● WHAT TO PRODUCE: Find every line in the entries that holds the string "headline" and report it.

(Interface dataset entries)

- - -

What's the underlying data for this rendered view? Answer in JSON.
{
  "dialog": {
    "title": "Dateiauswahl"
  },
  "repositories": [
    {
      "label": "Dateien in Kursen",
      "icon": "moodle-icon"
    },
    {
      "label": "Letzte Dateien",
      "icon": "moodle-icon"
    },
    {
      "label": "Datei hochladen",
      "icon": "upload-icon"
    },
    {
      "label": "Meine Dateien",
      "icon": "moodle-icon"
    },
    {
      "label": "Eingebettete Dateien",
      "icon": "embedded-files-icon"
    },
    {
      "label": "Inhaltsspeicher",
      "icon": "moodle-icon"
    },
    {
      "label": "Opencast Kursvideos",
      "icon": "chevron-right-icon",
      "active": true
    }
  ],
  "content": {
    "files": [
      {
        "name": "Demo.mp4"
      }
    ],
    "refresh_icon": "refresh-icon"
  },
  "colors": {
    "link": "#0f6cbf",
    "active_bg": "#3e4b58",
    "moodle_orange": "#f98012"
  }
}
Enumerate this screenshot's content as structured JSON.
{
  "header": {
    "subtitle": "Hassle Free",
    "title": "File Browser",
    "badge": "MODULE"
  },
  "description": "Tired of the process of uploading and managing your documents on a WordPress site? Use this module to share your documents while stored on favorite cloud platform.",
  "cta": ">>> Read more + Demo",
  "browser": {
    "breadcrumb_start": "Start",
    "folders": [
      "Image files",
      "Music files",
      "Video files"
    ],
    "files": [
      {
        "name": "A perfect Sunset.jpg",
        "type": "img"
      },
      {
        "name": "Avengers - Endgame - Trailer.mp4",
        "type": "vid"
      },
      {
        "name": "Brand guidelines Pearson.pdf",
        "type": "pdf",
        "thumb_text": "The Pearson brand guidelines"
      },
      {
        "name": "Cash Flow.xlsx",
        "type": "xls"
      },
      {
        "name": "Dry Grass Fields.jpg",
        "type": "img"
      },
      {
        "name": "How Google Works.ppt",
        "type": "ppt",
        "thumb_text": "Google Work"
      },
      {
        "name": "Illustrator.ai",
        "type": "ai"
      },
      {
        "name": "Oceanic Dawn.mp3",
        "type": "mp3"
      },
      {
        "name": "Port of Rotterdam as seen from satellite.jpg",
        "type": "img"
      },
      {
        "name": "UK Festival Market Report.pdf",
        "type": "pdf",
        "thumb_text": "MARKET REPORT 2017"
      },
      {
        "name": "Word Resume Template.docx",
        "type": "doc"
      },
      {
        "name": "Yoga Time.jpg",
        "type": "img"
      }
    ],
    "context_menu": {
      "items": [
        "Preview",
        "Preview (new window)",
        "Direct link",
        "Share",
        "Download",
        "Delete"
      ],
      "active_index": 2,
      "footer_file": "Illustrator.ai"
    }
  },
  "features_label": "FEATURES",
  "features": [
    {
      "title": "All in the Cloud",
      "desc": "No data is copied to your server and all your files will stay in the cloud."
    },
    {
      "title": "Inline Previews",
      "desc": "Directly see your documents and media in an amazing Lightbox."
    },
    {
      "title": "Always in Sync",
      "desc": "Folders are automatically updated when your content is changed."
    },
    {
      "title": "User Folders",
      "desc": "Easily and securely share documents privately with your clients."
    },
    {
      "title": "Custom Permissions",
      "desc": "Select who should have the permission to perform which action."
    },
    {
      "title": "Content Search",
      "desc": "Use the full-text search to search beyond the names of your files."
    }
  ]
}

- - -

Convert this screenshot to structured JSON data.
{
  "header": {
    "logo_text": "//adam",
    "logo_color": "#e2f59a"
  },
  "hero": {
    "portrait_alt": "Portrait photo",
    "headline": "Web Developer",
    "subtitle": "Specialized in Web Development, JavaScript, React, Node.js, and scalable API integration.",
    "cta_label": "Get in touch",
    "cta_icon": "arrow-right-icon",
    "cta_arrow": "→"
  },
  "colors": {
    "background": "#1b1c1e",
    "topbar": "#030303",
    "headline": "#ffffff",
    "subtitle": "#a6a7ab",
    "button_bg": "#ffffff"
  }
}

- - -

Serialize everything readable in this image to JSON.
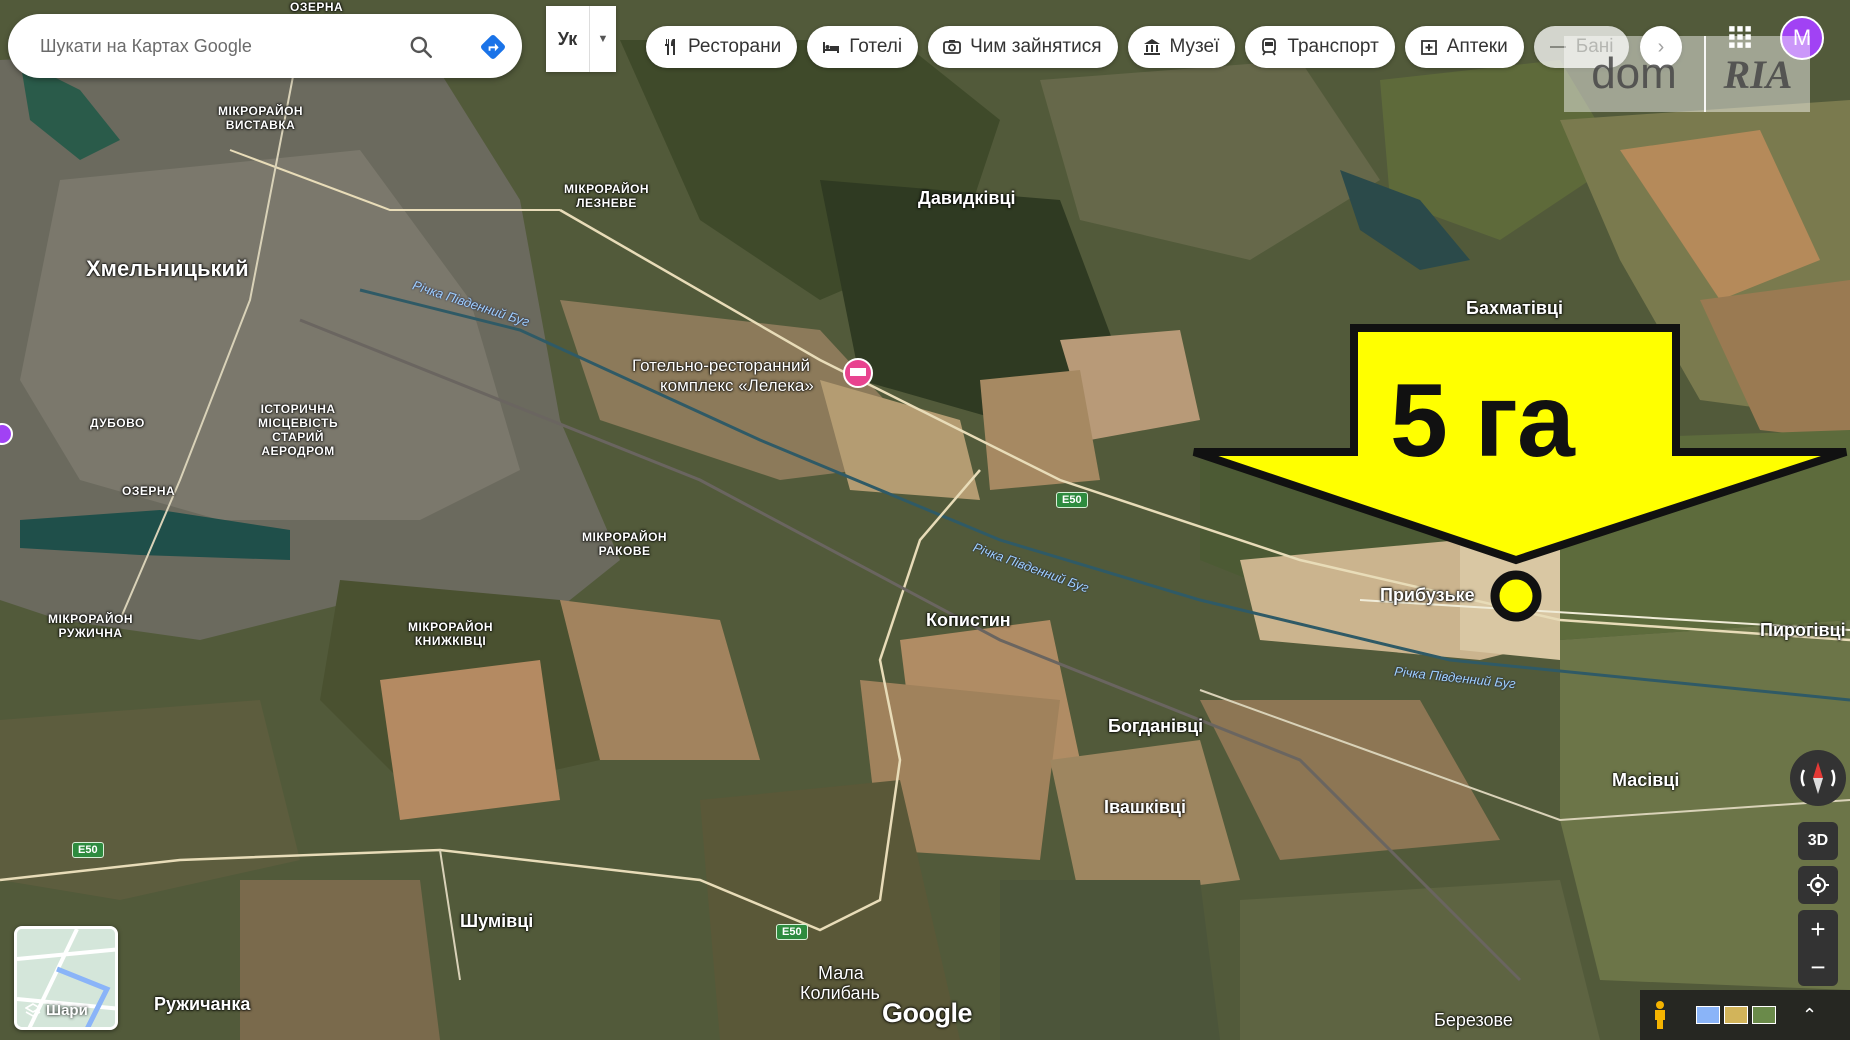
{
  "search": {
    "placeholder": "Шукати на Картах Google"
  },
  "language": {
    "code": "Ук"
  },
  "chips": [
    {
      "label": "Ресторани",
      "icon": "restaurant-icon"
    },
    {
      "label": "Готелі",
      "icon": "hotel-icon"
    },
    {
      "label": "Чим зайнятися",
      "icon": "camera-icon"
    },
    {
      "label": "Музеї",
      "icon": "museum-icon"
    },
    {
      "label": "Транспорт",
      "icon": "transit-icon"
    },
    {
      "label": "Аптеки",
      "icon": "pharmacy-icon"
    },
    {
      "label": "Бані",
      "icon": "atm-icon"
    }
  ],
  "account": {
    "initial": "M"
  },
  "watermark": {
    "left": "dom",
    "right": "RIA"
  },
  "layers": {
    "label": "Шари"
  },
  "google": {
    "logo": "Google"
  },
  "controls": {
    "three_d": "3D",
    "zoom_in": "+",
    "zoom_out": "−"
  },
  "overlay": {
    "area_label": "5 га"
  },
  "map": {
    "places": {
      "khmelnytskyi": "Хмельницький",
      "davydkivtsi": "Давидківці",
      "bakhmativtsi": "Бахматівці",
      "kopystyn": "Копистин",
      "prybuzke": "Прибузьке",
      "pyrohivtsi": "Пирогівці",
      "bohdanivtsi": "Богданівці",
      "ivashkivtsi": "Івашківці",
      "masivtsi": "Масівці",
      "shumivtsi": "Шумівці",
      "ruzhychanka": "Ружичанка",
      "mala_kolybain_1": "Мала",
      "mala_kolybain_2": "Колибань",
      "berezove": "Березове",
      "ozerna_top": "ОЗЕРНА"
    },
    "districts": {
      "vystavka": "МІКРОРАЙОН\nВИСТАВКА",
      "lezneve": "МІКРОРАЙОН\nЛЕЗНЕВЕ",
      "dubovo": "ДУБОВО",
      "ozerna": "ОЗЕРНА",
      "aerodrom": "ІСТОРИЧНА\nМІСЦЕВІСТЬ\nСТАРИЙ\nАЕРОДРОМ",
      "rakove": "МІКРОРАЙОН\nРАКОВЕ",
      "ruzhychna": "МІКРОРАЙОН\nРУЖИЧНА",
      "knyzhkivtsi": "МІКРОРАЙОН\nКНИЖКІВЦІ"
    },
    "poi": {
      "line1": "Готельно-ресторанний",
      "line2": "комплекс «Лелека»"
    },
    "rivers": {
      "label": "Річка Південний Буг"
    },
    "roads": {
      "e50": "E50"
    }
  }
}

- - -

● EXERCISE ANSWER:
    "headline": "Web Developer",
    "headline": "#ffffff",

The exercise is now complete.